Bill Scott earned his bachelor of science in government at Lamar University in 1970 and has maintained strong ties with LU as a member of the Lamar University Investing in the Future Campaign Cabinet, Lamar University Foundation board of trustees and the College of Business board of advisors. In 2010, the governor appointed Scott as a regent for The Texas State University System. In 2008, Scott and his wife, Gay, were recognized by their alma mater as Le Grand Bal honorees. Beginning with the startup of the railroad construction business in the mid-70s, Scott has for more than 30 years focused his time on identifying, developing, owning and operating marine bulk terminal facilities, serving companies including Shell Oil, Mitsubishi, ExxonMobil, Cemex, Lyondell Citgo Refining, Valero Refining, ConocoPhillips/PDVSA (Merey Sweeny, LP), Vulcan Materials, Martin Marietta Aggregates and Total Petrochemicals USA Inc. In addition, during the years Scott created 50:50 joint venture companies with Mitsubishi Corp., Cementos Mexicanos and TCP Petcoke for the transportation, handling, purchase and export of solid bulk products to world markets. In 2005, Trans-Global Solutions sold its bulk terminal handling assets to Kinder Morgan Energy Partners (KMP) and entered into a terminal development agreement between TGS Development LP and KMP to develop new bulk terminal assets along the Gulf Coast. TGS Development has successfully completed several terminal developments since 2005, including a bulk terminal completed in 2010 to serve the Total Refinery in Port Arthur. Scott is active in numerous civic and charitable endeavors, including service as chairman of the board for the Jefferson and Orange County Pilot Commission, past president of the Three Rivers Council Boy Scouts of America and as board member of the Foundation for Southeast Texas, Catholic Charities of Southeast Texas, the Symphony of Southeast Texas and the Texas Energy Museum.

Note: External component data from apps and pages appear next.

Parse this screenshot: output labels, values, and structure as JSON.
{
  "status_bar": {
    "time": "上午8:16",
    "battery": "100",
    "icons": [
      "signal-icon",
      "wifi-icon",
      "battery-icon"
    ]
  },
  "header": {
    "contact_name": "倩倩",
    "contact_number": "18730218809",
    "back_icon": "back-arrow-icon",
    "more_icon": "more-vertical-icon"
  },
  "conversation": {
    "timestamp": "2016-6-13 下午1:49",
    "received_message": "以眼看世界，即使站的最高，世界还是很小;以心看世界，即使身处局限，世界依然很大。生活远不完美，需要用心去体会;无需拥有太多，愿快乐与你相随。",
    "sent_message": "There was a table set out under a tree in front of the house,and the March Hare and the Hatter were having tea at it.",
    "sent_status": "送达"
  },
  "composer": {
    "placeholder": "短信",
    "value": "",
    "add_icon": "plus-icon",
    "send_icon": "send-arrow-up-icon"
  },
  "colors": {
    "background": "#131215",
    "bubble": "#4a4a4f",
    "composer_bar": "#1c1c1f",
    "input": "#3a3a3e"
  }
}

He and his wife of 32 years, Gay, have three children and one granddaughter.


Susan Simmons is a 1968 graduate of Lamar University. She earned a B.S. in elementary education, and, after graduation, taught at Fletcher Elementary in Beaumont until she founded her own retail operation, The Caterpillar, a children’s specialty store that she managed for eight years. She then moved on to serve as vice president in charge of decorating and space planning for CODA, the family construction company owned and operated by her husband, James. For the last 25 years, Simmons has been a highly successful Beaumont Realtor. Her most dedicated efforts and greatest impact, however, has been with Lamar University. She has been actively involved in the life of Lamar University since 1970, when her husband accepted his first teaching position at LU. The list of the areas that have benefited from her involvement and engagement are literally too numerous to name. She has served as a tireless ambassador for Lamar University throughout the community and has worked with faculty, students, alumni and friends of LU to enhance the impact of Lamar University on students’ lives and on the larger community. Simmons has dedicated thousands of hours and used her vast knowledge of decorating and design to ensure that remodeling and construction projects meet exacting standards and that individual project design and layouts have the greatest impact and serve to complement the campus as a whole. Her dedicated efforts have literally transformed the face of the University and have helped to create an un-matched university learning and living environment. She and Jimmy have three children and six grandchildren (with three more grandchildren due in early 2013).

by Juan Zabala
October 2012